"For at least a year now, I have called for two additional brigades, perhaps three," he said.
We consulted the record to see if Obama had urged more troops for Afghanistan that long.
Back on Aug. 1, 2007, Obama gave a major foreign policy speech at the Woodrow Wilson International Center for Scholars in Washington, D.C.
The speech got a lot of attention because Obama said that the United States should aggressively pursue terrorists hiding in the mountains of Pakistan. "If we have actionable intelligence about high-value terrorist targets and President Musharraf won't act, we will," Obama said. (See our previous Truth-O-Meter rulings about Obama's stance on Pakistan here , here and here. )
But Obama also talked about the need for the United States to turn its attention to Afghanistan.
"Our troops have fought valiantly there, but Iraq has deprived them of the support they need — and deserve," Obama said. "As a result, parts of Afghanistan are falling into the hands of the Taliban, and a mix of terrorism, drugs, and corruption threatens to overwhelm the country. As president, I would deploy at least two additional brigades to Afghanistan to re-enforce our counterterrorism operations and support NATO's efforts against the Taliban."
That speech was the first time we could find of Obama specifically advocating for more brigades to Afghanistan.
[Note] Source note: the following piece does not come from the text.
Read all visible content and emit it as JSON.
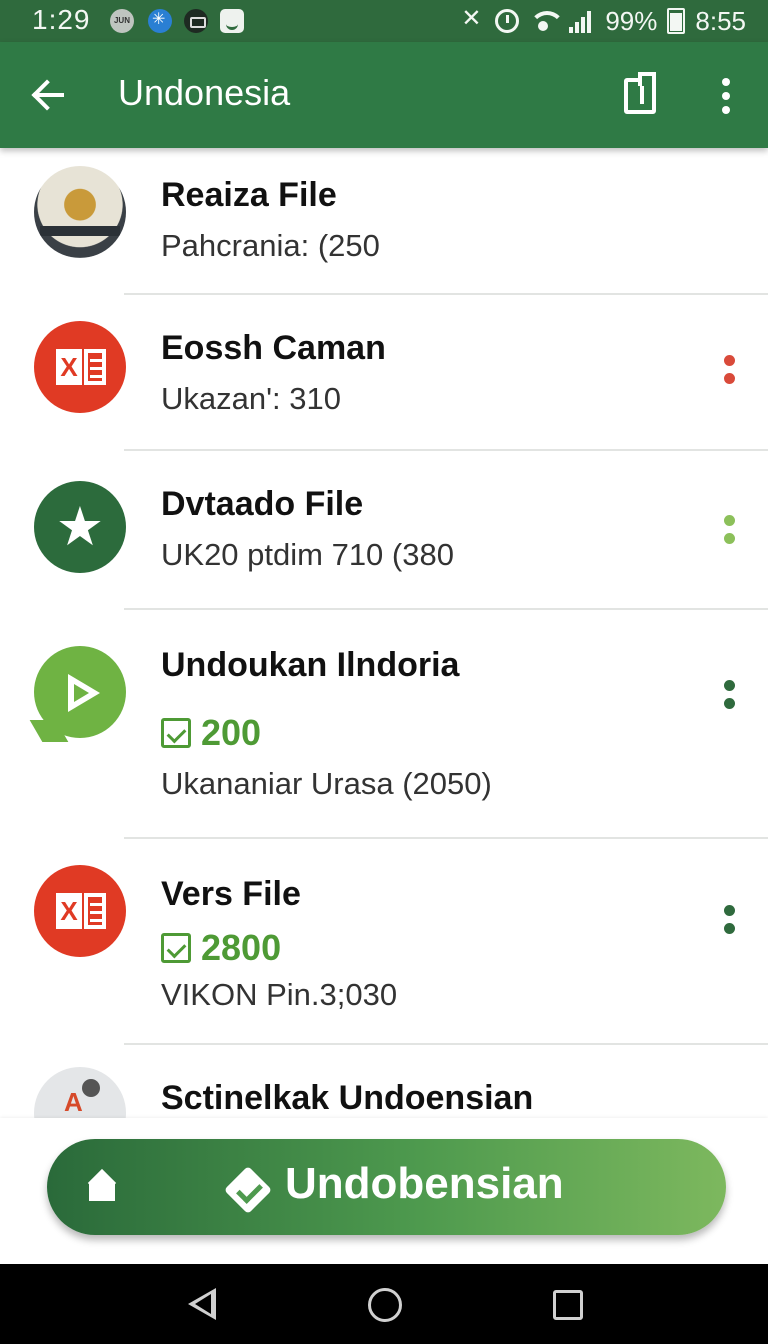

Technically speaking, the time from his speech on Aug. 1, 2007, to his more recent statement is 10 days short of a year. But it's pretty darn close, and it's likely that speech reflected policy crafted over a longer period than 10 days. So we find his statement True.